▶ Problem to solve
Only a number is expected here: the count of lines in the data that contain "title".

▶ Supplied material
######
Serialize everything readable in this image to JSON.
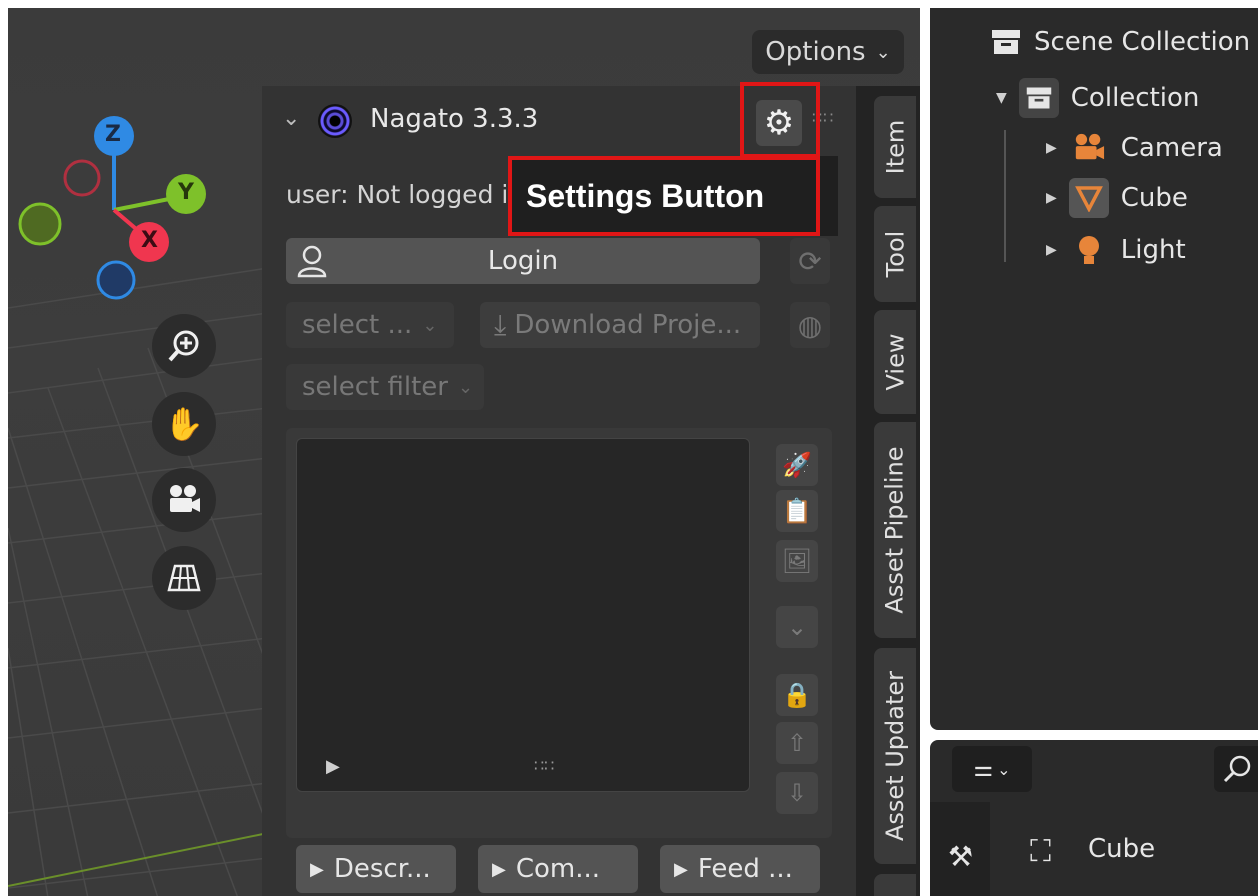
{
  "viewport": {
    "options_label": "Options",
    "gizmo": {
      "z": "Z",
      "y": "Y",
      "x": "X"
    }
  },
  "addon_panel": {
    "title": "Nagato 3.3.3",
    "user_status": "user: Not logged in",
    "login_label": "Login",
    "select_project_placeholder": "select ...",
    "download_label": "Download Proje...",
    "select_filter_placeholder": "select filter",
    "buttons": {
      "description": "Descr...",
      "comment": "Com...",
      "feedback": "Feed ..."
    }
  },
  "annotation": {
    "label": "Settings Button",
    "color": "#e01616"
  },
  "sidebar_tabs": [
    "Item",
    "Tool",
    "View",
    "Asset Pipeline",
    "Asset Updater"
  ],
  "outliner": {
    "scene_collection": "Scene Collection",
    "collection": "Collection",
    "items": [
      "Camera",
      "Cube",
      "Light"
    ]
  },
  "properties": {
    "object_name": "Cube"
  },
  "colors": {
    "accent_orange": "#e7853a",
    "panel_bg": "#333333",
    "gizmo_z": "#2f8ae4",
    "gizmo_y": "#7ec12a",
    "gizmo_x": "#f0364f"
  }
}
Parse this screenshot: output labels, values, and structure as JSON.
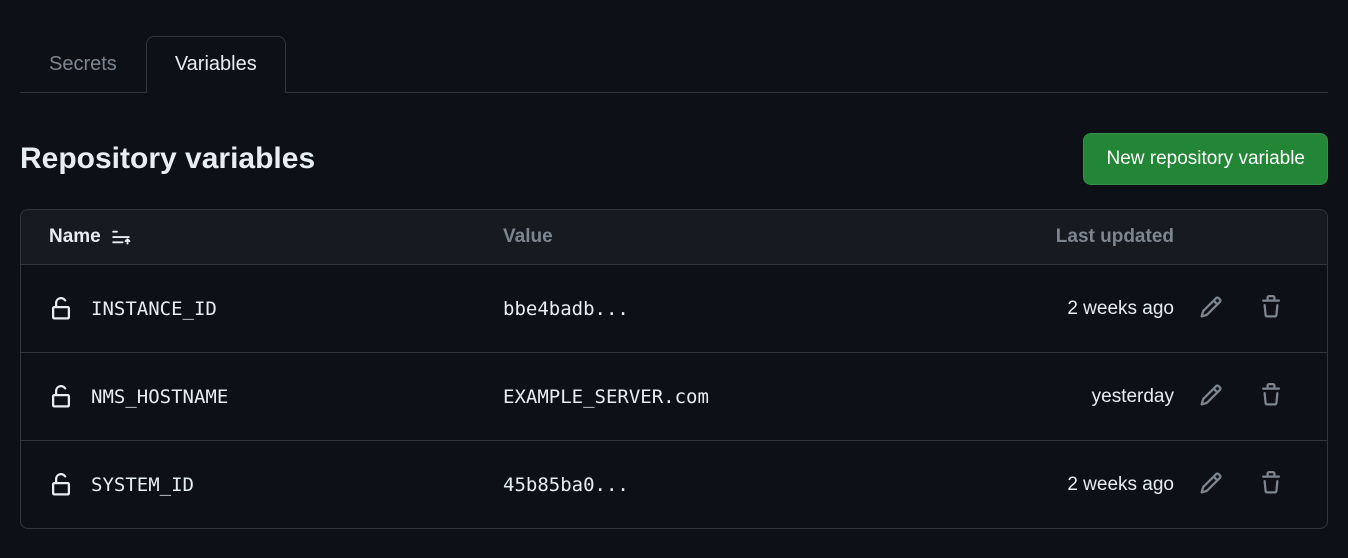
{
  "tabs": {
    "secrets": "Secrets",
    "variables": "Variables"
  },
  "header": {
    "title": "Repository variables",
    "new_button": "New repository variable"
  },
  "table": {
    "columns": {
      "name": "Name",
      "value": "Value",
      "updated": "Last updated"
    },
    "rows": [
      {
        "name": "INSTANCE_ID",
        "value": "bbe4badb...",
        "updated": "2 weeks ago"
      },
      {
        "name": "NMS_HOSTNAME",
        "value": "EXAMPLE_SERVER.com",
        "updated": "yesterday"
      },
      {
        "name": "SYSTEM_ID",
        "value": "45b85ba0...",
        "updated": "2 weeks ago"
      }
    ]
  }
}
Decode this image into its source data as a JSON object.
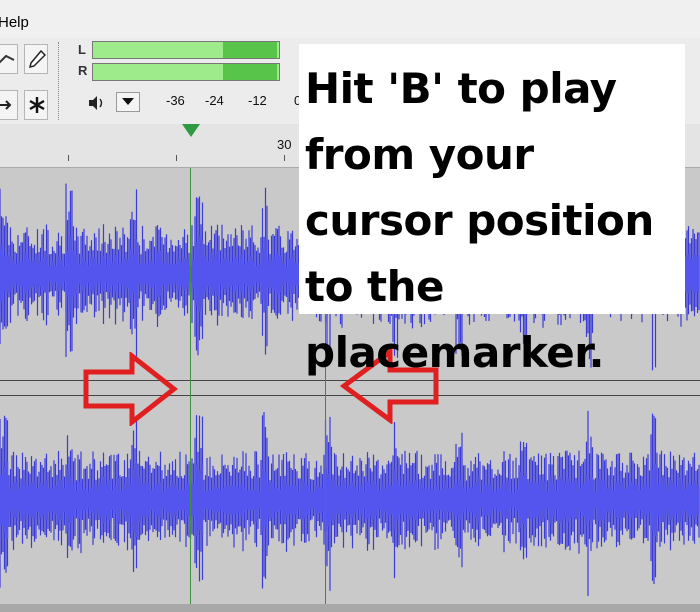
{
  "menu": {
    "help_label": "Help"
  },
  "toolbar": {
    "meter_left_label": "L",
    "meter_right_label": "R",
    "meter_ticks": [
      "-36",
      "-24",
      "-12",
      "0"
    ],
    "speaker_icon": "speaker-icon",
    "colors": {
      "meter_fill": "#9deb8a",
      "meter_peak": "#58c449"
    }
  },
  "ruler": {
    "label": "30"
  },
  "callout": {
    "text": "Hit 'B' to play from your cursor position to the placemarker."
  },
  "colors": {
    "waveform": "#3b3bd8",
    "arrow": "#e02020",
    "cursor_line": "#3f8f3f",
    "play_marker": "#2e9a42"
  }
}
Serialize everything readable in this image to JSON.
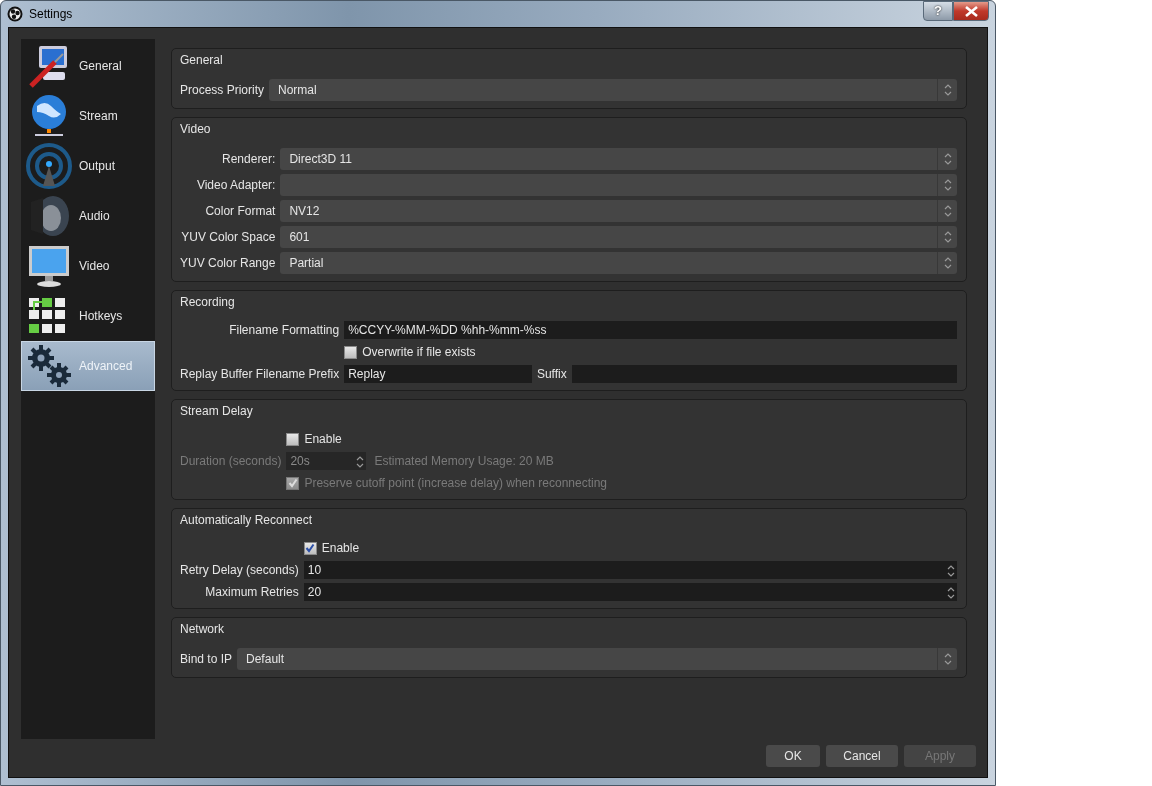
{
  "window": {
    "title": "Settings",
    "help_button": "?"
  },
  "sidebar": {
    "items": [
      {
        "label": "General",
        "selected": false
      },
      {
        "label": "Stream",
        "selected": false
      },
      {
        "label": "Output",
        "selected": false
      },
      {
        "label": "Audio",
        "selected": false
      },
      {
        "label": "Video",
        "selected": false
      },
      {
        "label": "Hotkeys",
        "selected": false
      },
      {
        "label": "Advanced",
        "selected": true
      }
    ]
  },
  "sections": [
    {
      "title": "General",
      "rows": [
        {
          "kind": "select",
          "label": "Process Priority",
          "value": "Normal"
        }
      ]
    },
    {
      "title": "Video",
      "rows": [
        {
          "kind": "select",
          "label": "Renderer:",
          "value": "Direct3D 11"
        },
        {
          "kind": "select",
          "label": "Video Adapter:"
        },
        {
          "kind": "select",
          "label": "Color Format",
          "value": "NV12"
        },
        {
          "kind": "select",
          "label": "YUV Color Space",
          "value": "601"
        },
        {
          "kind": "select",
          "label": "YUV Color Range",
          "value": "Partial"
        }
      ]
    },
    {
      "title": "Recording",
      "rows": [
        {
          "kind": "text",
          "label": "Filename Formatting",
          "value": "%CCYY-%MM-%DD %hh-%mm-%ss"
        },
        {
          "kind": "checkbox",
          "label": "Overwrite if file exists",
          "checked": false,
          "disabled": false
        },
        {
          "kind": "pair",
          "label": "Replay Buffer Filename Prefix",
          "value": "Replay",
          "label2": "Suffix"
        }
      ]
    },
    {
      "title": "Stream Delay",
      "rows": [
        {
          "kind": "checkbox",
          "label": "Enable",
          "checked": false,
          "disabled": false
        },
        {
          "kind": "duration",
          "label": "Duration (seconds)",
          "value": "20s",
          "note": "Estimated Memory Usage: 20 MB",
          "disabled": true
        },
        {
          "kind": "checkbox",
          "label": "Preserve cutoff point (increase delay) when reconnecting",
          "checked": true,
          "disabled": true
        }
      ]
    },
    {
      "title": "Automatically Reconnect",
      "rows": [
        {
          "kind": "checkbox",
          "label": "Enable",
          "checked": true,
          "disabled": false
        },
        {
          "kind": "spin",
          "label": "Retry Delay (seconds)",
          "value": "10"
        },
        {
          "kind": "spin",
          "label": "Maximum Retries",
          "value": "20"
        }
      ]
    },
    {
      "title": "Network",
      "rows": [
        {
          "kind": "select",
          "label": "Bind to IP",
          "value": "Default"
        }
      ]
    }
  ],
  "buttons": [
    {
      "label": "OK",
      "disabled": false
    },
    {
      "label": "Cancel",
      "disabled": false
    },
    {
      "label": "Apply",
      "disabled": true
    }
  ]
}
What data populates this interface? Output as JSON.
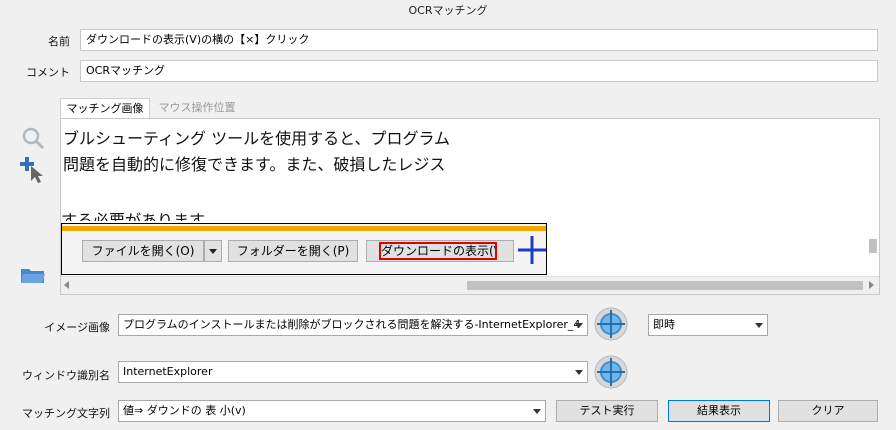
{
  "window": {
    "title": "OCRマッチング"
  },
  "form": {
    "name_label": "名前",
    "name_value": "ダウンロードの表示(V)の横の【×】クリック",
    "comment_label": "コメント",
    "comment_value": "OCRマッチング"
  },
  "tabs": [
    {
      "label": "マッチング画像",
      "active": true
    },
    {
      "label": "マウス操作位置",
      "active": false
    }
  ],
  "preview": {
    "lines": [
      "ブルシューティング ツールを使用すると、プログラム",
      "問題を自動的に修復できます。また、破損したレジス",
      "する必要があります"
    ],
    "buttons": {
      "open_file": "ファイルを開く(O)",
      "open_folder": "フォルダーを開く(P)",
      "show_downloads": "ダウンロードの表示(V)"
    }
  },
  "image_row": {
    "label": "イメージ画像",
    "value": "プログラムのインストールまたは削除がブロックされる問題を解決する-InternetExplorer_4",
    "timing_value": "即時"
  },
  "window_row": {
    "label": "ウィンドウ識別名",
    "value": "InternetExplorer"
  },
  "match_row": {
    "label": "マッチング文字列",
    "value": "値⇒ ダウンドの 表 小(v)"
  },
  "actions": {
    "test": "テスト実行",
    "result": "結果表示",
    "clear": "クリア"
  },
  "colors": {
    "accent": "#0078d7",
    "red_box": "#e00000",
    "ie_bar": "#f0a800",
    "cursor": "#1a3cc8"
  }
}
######
▶ Response
10